Daddy always enjoyed his vehicles. The first one I recall was a sky-blue Terraplane car. I remember standing behind the driver's seat gripping the prickly velour back rest while he did “do-nuts” on the ice in the driveway. I loved riding with him in his red Dodge dump truck, kneeling up on the seat so I could see the windmills that dotted the farmyards in Whiting. I also loved going with him to Huntley’s crushed stone pit in Leicester Junction, huddling in the truck while the crushed rock thundered down the chute into the dump body. I thought it quite remarkable that Daddy could stand on the running board, looking behind him as he backed up. When the new Rte 73 was under construction I was so proud that my Dad was one of the men building the road. During the summer that work went forward on the section of road nearest our home I often rode toward the corner on my bike to watch for his red truck lumbering by.
I remember the time my Dad decided to construct a better version of the TV antenna. This required various lengths of metal tubing laid out on the dining room floor, ribbons of wire and numerous trips up a ladder to the roof to test the reception.

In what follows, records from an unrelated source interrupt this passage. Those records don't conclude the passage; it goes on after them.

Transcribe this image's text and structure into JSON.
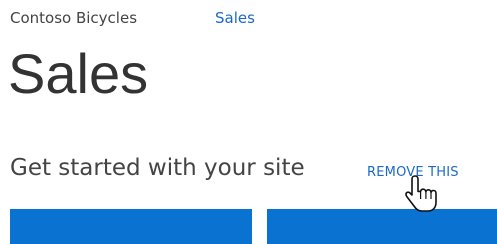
{
  "breadcrumb": {
    "site_name": "Contoso Bicycles",
    "current_link": "Sales"
  },
  "page": {
    "title": "Sales"
  },
  "get_started": {
    "heading": "Get started with your site",
    "remove_label": "REMOVE THIS"
  },
  "colors": {
    "accent": "#1b6ac9",
    "tile": "#0a72d1",
    "text": "#444444"
  },
  "icons": {
    "cursor": "hand-pointer-icon"
  }
}
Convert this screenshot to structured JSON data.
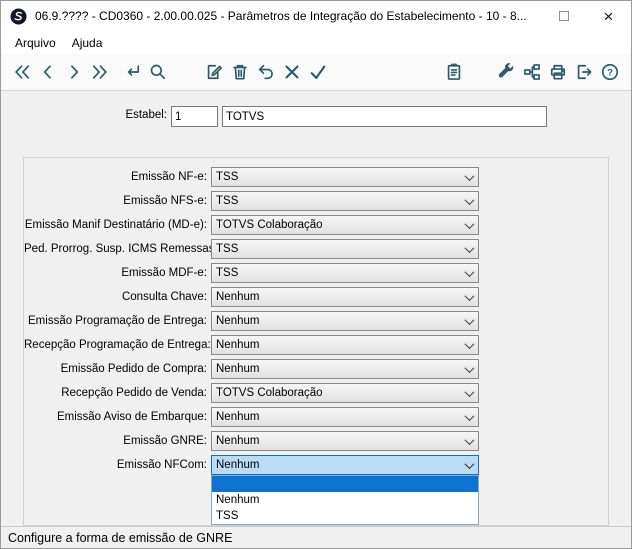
{
  "window": {
    "title": "06.9.???? - CD0360 - 2.00.00.025 - Parâmetros de Integração do Estabelecimento - 10 - 8...",
    "close_glyph": "×"
  },
  "menu": {
    "items": [
      {
        "label": "Arquivo"
      },
      {
        "label": "Ajuda"
      }
    ]
  },
  "toolbar": {
    "icons": [
      "first-record",
      "previous-record",
      "next-record",
      "last-record",
      "go-to",
      "search",
      "edit",
      "delete",
      "undo",
      "cancel",
      "confirm",
      "clipboard",
      "tools",
      "network",
      "print",
      "exit",
      "help"
    ],
    "icon_color": "#2a5c6c"
  },
  "form": {
    "estabel": {
      "label": "Estabel:",
      "code": "1",
      "name": "TOTVS"
    },
    "fields": [
      {
        "label": "Emissão NF-e:",
        "value": "TSS"
      },
      {
        "label": "Emissão NFS-e:",
        "value": "TSS"
      },
      {
        "label": "Emissão Manif Destinatário (MD-e):",
        "value": "TOTVS Colaboração"
      },
      {
        "label": "Ped. Prorrog. Susp. ICMS Remessas:",
        "value": "TSS"
      },
      {
        "label": "Emissão MDF-e:",
        "value": "TSS"
      },
      {
        "label": "Consulta Chave:",
        "value": "Nenhum"
      },
      {
        "label": "Emissão Programação de Entrega:",
        "value": "Nenhum"
      },
      {
        "label": "Recepção Programação de Entrega:",
        "value": "Nenhum"
      },
      {
        "label": "Emissão Pedido de Compra:",
        "value": "Nenhum"
      },
      {
        "label": "Recepção Pedido de Venda:",
        "value": "TOTVS Colaboração"
      },
      {
        "label": "Emissão Aviso de Embarque:",
        "value": "Nenhum"
      },
      {
        "label": "Emissão GNRE:",
        "value": "Nenhum"
      },
      {
        "label": "Emissão NFCom:",
        "value": "Nenhum"
      }
    ],
    "dropdown": {
      "field": "Emissão NFCom",
      "items": [
        "",
        "Nenhum",
        "TSS"
      ],
      "highlighted_index": 0,
      "highlight_color": "#0e73d0"
    }
  },
  "statusbar": {
    "text": "Configure a forma de emissão de GNRE"
  }
}
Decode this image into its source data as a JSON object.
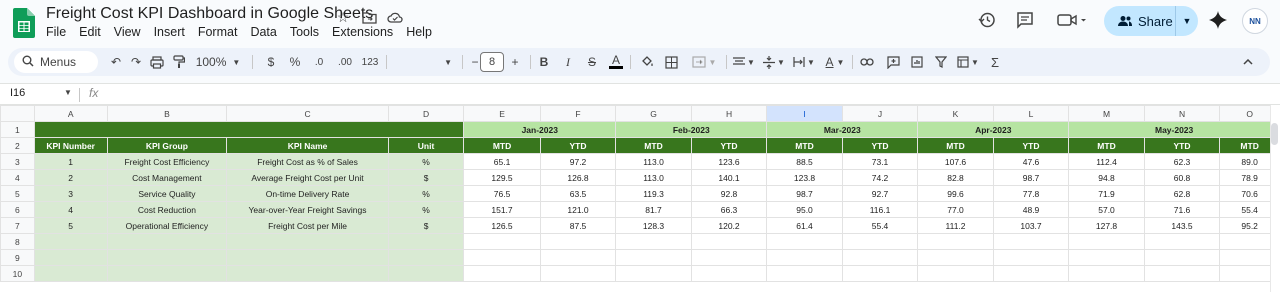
{
  "app": {
    "title": "Freight Cost KPI Dashboard in Google Sheets"
  },
  "menu": [
    "File",
    "Edit",
    "View",
    "Insert",
    "Format",
    "Data",
    "Tools",
    "Extensions",
    "Help"
  ],
  "share": {
    "label": "Share"
  },
  "avatar": {
    "initials": "NN"
  },
  "toolbar": {
    "menus_label": "Menus",
    "zoom": "100%",
    "currency": "$",
    "percent": "%",
    "dec_decrease": ".0",
    "dec_increase": ".00",
    "number_format": "123",
    "font_size": "8",
    "minus": "−",
    "plus": "+",
    "bold": "B",
    "italic": "I",
    "font_color": "A",
    "text_color": "A",
    "sum": "Σ"
  },
  "formula_bar": {
    "cell_ref": "I16",
    "fx": "fx"
  },
  "columns": [
    "A",
    "B",
    "C",
    "D",
    "E",
    "F",
    "G",
    "H",
    "I",
    "J",
    "K",
    "L",
    "M",
    "N",
    "O"
  ],
  "rows": [
    "1",
    "2",
    "3",
    "4",
    "5",
    "6",
    "7",
    "8",
    "9",
    "10"
  ],
  "months": [
    "Jan-2023",
    "Feb-2023",
    "Mar-2023",
    "Apr-2023",
    "May-2023"
  ],
  "headers": {
    "kpi_number": "KPI Number",
    "kpi_group": "KPI Group",
    "kpi_name": "KPI Name",
    "unit": "Unit",
    "mtd": "MTD",
    "ytd": "YTD"
  },
  "kpis": [
    {
      "num": "1",
      "group": "Freight Cost Efficiency",
      "name": "Freight Cost as % of Sales",
      "unit": "%",
      "values": [
        "65.1",
        "97.2",
        "113.0",
        "123.6",
        "88.5",
        "73.1",
        "107.6",
        "47.6",
        "112.4",
        "62.3",
        "89.0"
      ]
    },
    {
      "num": "2",
      "group": "Cost Management",
      "name": "Average Freight Cost per Unit",
      "unit": "$",
      "values": [
        "129.5",
        "126.8",
        "113.0",
        "140.1",
        "123.8",
        "74.2",
        "82.8",
        "98.7",
        "94.8",
        "60.8",
        "78.9"
      ]
    },
    {
      "num": "3",
      "group": "Service Quality",
      "name": "On-time Delivery Rate",
      "unit": "%",
      "values": [
        "76.5",
        "63.5",
        "119.3",
        "92.8",
        "98.7",
        "92.7",
        "99.6",
        "77.8",
        "71.9",
        "62.8",
        "70.6"
      ]
    },
    {
      "num": "4",
      "group": "Cost Reduction",
      "name": "Year-over-Year Freight Savings",
      "unit": "%",
      "values": [
        "151.7",
        "121.0",
        "81.7",
        "66.3",
        "95.0",
        "116.1",
        "77.0",
        "48.9",
        "57.0",
        "71.6",
        "55.4"
      ]
    },
    {
      "num": "5",
      "group": "Operational Efficiency",
      "name": "Freight Cost per Mile",
      "unit": "$",
      "values": [
        "126.5",
        "87.5",
        "128.3",
        "120.2",
        "61.4",
        "55.4",
        "111.2",
        "103.7",
        "127.8",
        "143.5",
        "95.2"
      ]
    }
  ],
  "colors": {
    "band": "#3b7a1f",
    "month_header": "#b6e4a2",
    "sub_header": "#38761d",
    "kpi_fill": "#d9ead3",
    "share": "#c2e7ff"
  }
}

C. and I were positioned in front of the television [a black and white Emerson] while Daddy turned the new roof antenna from side to side—as the reception altered, we were to run to the door and shout that it was “better” or “worse”. The contraption had been trimmed and refined to the point that we could actually view something other than channel 6, but Daddy figured one more snip of the crosspieces might bring perfection. He snipped. It was the “point of no return:” absolutely no reception! His language, as he removed his invention, was of the sort we were strictly forbidden to emmulate.
Photo by C.

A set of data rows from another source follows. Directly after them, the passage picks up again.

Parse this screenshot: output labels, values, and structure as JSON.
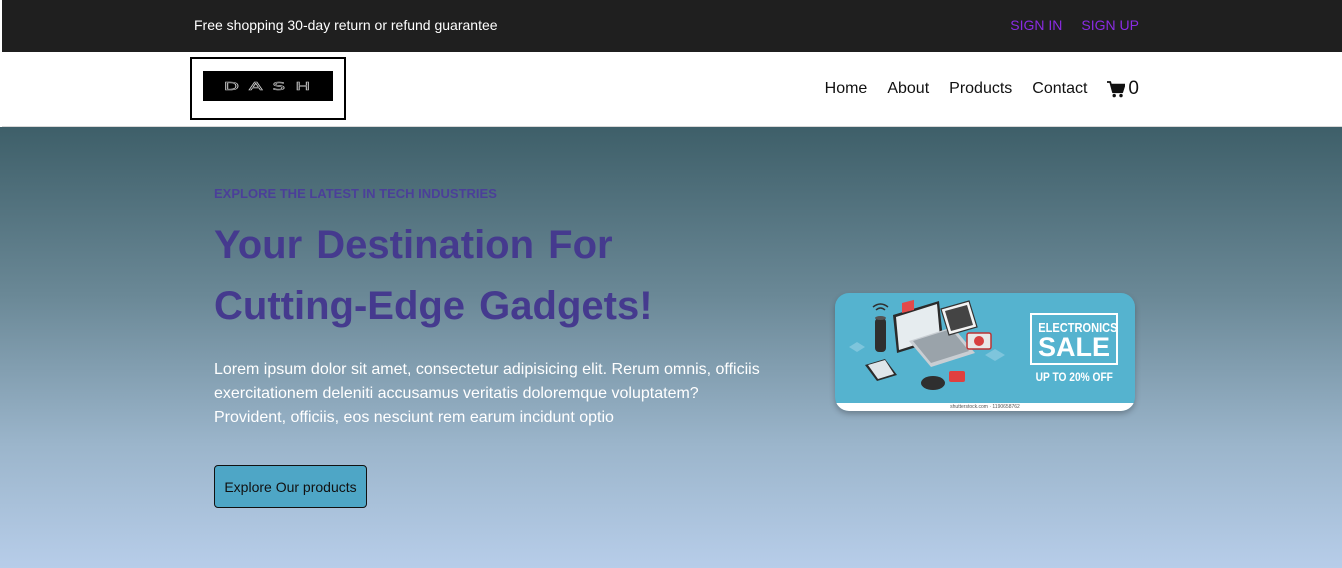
{
  "topbar": {
    "promo_text": "Free shopping 30-day return or refund guarantee",
    "sign_in": "SIGN IN",
    "sign_up": "SIGN UP"
  },
  "navbar": {
    "logo_text": "DASH",
    "links": [
      "Home",
      "About",
      "Products",
      "Contact"
    ],
    "cart_icon": "shopping-cart-icon",
    "cart_count": "0"
  },
  "hero": {
    "eyebrow": "EXPLORE THE LATEST IN TECH INDUSTRIES",
    "headline": "Your Destination For Cutting-Edge Gadgets!",
    "lead": "Lorem ipsum dolor sit amet, consectetur adipisicing elit. Rerum omnis, officiis exercitationem deleniti accusamus veritatis doloremque voluptatem? Provident, officiis, eos nesciunt rem earum incidunt optio",
    "cta_label": "Explore Our products"
  },
  "promo_image": {
    "title_line1": "ELECTRONICS",
    "title_line2": "SALE",
    "subtitle": "UP TO 20% OFF",
    "credit": "shutterstock.com · 1190658762"
  },
  "colors": {
    "topbar_bg": "#1f1f1f",
    "auth_links": "#8a2be2",
    "headline": "#453a8e",
    "cta_bg": "#4ea6c6",
    "promo_bg": "#55b3cf"
  }
}
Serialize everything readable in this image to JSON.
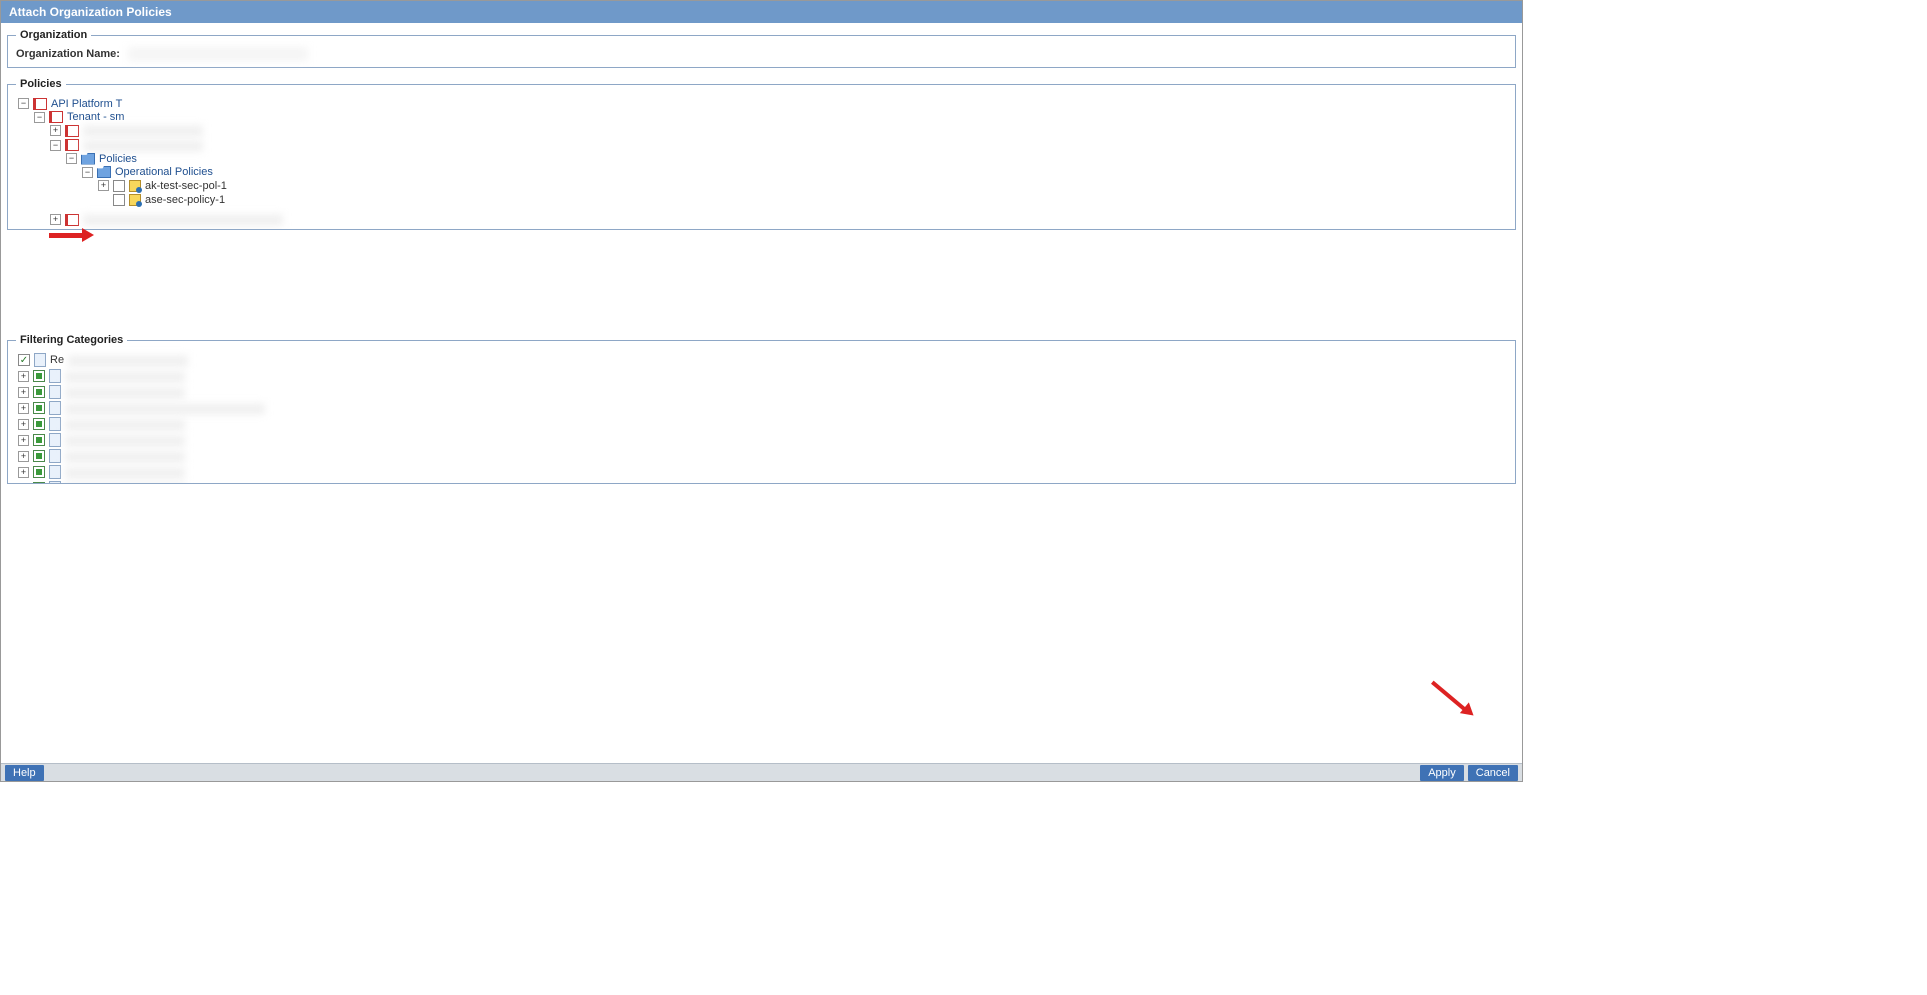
{
  "dialog": {
    "title": "Attach Organization Policies"
  },
  "organization": {
    "legend": "Organization",
    "name_label": "Organization Name:",
    "name_value": ""
  },
  "policies": {
    "legend": "Policies",
    "tree": {
      "root": "API Platform T",
      "tenant": "Tenant - sm",
      "policies_folder": "Policies",
      "operational_folder": "Operational Policies",
      "items": [
        {
          "label": "ak-test-sec-pol-1",
          "checked": false
        },
        {
          "label": "ase-sec-policy-1",
          "checked": false
        }
      ]
    }
  },
  "filtering": {
    "legend": "Filtering Categories",
    "items": [
      {
        "label": "Re",
        "checked": true,
        "type": "check"
      },
      {
        "label": "",
        "checked": true,
        "type": "square"
      },
      {
        "label": "",
        "checked": true,
        "type": "square"
      },
      {
        "label": "",
        "checked": true,
        "type": "square"
      },
      {
        "label": "",
        "checked": true,
        "type": "square"
      },
      {
        "label": "",
        "checked": true,
        "type": "square"
      },
      {
        "label": "",
        "checked": true,
        "type": "square"
      },
      {
        "label": "",
        "checked": true,
        "type": "square"
      },
      {
        "label": "",
        "checked": true,
        "type": "square"
      },
      {
        "label": "",
        "checked": true,
        "type": "square"
      }
    ]
  },
  "buttons": {
    "help": "Help",
    "apply": "Apply",
    "cancel": "Cancel"
  }
}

Daddy was Road Commissioner of our small town for many years and took his work very seriously. During the great winter snowstorms of the 1950’s he was often out several nights in a row, urging the old plow truck along the back roads, usually with Del F. as his “wing man”. I woke in the wee hours to hear the parked plow rig growling below my bedroom window while Daddy and Del sat in the kitchen stoking up on sandwiches, tomato soup and hot coffee. The road commissioner’s job was not always a matter of personalities that worked well together. Many a time Daddy stopped for his lunch or came home to supper grumbling about the dictates of the Select Men. One time, in discussing something John B. had decreed, he used the phrase, “hell-and- damnation”. I understood this as “Helen Damnation” and wondered for some time what woman of our acquaintance he meant!
The last photo of my Dad and me, taken August, 2006.
When I moved so far from Vermont in 1998, I didn’t know how much I would miss the phone calls from Daddy to tell me, “I’m afraid its going to frost tonight, you'd better cover your flowers.” or, like an echo from many years before, “Go out on your front porch and hear the peepers.”
Whenever—and wherever-- I see the first robins of spring I will hear Daddy’s voice sharing with me his news, “I saw a robin red-breast today!”
Thank you, Daddy!Love,